_Work required_.
If a line of the records contains the string "size", copy it out.

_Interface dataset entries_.
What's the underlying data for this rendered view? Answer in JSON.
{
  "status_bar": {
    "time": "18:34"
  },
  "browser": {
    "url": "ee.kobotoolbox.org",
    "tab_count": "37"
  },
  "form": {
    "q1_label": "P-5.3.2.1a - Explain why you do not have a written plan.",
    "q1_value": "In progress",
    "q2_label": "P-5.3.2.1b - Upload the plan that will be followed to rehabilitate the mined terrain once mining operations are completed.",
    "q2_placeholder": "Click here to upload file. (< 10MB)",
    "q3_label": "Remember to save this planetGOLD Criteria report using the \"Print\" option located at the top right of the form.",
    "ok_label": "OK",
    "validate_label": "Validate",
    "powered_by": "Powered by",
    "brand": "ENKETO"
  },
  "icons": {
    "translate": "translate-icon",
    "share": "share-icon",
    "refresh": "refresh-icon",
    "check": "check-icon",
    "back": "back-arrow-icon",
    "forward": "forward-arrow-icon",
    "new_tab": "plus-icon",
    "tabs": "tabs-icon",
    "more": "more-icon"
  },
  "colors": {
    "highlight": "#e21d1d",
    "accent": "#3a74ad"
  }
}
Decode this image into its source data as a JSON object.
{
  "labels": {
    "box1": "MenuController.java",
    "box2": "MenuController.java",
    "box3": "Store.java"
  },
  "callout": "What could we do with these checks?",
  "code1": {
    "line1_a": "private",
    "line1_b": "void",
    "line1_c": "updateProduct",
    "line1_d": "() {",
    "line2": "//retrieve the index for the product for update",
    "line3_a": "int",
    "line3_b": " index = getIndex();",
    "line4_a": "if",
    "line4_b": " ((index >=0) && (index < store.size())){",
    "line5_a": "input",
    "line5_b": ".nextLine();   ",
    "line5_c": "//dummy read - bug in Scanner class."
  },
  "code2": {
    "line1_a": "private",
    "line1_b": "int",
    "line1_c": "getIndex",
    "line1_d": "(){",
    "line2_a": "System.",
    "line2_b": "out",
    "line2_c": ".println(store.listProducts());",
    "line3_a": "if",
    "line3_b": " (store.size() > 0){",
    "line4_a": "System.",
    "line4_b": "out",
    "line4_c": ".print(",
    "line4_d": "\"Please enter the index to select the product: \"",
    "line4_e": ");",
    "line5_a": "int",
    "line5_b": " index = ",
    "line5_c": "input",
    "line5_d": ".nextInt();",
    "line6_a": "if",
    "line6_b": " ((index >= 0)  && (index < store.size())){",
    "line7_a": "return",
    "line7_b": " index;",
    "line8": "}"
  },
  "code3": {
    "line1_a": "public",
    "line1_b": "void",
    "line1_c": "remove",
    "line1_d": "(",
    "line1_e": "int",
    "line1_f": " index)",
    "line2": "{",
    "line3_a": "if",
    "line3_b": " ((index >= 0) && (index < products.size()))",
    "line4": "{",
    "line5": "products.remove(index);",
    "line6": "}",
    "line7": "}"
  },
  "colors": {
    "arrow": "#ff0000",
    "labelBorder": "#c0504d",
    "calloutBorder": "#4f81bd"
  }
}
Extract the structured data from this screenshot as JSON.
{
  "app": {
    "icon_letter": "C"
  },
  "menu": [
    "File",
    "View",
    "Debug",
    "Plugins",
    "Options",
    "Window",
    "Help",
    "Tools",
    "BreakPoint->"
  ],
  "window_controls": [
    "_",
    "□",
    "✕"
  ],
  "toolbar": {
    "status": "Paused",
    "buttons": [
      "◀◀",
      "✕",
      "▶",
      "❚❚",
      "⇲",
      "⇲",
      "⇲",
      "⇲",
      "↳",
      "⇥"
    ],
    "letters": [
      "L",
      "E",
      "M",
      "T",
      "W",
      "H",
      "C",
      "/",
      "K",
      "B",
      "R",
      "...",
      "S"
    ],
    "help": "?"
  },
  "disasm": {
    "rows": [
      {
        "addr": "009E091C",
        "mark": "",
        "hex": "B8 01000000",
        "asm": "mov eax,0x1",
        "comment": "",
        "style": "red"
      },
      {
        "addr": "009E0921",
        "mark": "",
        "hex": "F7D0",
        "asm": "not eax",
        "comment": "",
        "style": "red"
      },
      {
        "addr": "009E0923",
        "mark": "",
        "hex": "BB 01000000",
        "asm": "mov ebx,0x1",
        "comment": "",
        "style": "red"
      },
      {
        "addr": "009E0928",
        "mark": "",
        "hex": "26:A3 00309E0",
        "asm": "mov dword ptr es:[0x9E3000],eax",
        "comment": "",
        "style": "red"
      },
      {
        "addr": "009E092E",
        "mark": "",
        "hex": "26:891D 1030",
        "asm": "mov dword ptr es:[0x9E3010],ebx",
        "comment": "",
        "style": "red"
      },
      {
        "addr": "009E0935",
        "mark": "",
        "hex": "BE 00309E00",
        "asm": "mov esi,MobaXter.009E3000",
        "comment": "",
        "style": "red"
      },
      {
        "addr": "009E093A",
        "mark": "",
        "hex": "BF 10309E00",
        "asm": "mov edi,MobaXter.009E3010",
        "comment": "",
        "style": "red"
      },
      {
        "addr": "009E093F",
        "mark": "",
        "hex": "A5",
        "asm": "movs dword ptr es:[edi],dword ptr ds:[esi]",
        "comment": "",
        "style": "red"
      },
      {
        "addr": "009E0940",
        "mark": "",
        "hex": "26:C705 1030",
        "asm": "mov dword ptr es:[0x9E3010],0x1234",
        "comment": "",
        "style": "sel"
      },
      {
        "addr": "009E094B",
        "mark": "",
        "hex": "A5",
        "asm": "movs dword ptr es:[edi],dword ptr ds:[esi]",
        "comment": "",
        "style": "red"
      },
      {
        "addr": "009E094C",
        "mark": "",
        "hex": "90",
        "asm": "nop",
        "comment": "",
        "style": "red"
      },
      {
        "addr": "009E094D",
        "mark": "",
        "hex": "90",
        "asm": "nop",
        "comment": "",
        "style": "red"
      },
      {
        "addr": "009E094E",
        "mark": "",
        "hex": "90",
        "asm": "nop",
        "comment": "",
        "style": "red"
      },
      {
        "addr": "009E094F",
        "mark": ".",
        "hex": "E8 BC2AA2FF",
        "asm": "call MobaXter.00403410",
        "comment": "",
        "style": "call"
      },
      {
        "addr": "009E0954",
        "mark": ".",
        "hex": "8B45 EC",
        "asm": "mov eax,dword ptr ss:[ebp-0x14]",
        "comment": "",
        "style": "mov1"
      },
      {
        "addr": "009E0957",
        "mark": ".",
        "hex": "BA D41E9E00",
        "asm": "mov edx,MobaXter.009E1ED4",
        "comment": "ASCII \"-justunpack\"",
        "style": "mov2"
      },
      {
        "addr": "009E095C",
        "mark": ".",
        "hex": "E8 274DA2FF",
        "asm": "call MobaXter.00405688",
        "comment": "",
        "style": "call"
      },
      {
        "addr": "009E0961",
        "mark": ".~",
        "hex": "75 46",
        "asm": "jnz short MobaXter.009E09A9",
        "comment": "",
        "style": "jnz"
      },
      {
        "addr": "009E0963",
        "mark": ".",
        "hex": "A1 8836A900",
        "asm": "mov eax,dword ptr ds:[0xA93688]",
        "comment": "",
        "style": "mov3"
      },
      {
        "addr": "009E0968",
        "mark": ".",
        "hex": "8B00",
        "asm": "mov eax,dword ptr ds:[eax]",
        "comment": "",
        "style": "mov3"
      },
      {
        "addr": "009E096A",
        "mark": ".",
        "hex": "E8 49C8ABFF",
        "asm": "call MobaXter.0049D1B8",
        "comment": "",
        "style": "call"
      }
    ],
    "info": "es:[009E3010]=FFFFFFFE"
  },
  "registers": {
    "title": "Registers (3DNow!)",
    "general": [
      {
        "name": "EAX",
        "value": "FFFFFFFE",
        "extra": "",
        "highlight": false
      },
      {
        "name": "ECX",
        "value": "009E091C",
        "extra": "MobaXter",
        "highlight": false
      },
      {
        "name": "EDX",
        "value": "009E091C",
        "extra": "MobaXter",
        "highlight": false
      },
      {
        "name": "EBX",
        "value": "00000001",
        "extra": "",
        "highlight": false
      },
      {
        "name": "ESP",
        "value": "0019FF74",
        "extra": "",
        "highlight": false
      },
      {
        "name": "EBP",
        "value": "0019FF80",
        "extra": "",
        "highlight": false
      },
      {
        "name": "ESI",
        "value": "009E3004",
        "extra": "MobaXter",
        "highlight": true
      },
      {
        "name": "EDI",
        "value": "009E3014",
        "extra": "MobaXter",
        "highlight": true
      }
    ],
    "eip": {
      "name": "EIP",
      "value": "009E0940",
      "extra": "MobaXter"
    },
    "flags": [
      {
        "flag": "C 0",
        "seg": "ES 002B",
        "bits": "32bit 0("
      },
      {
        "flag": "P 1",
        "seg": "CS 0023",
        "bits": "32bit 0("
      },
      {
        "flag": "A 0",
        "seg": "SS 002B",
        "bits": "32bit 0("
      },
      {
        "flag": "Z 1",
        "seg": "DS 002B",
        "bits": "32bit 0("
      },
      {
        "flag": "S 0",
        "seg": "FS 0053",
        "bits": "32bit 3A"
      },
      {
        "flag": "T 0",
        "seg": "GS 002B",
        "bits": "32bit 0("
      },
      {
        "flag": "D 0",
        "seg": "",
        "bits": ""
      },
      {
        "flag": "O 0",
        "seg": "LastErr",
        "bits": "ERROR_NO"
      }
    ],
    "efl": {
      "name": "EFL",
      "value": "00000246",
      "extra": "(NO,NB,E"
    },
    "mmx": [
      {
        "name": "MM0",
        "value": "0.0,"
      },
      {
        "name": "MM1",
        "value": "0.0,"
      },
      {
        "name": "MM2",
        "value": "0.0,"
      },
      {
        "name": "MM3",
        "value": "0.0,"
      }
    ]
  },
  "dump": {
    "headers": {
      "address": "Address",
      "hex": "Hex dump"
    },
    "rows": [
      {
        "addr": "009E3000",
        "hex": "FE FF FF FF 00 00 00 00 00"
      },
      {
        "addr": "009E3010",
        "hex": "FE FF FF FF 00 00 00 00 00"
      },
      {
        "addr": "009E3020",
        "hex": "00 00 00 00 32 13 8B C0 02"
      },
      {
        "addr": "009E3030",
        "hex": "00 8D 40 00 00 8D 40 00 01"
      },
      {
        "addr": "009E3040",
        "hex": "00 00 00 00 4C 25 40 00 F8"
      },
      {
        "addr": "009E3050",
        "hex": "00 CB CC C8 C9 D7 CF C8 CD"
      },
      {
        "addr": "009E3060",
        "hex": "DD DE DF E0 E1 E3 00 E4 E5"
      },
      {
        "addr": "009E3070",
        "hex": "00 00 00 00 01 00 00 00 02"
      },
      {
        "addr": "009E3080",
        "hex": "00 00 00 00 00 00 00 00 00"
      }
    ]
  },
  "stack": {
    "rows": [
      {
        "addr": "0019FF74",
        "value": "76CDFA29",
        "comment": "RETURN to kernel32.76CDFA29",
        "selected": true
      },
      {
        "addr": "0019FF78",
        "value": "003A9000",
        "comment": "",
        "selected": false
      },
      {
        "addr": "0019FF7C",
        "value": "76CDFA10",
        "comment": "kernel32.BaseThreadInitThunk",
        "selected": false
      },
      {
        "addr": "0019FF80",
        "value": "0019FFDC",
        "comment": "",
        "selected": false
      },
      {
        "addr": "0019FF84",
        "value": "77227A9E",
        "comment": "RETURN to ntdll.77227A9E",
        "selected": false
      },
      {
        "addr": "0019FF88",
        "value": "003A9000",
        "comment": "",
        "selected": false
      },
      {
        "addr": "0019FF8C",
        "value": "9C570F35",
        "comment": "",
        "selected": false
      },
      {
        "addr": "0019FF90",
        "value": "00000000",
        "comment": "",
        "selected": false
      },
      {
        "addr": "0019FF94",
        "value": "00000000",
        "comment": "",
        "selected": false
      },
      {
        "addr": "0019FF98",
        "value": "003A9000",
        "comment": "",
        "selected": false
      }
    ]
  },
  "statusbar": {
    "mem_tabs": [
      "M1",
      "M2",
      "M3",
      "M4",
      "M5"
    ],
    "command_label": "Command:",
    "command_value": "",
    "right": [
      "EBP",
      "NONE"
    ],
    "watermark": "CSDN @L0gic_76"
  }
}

_Written response_.
    "line4_b": " ((index >=0) && (index < store.size())){",
    "line3_b": " (store.size() > 0){",
    "line6_b": " ((index >= 0)  && (index < store.size())){",
    "line3_b": " ((index >= 0) && (index < products.size()))",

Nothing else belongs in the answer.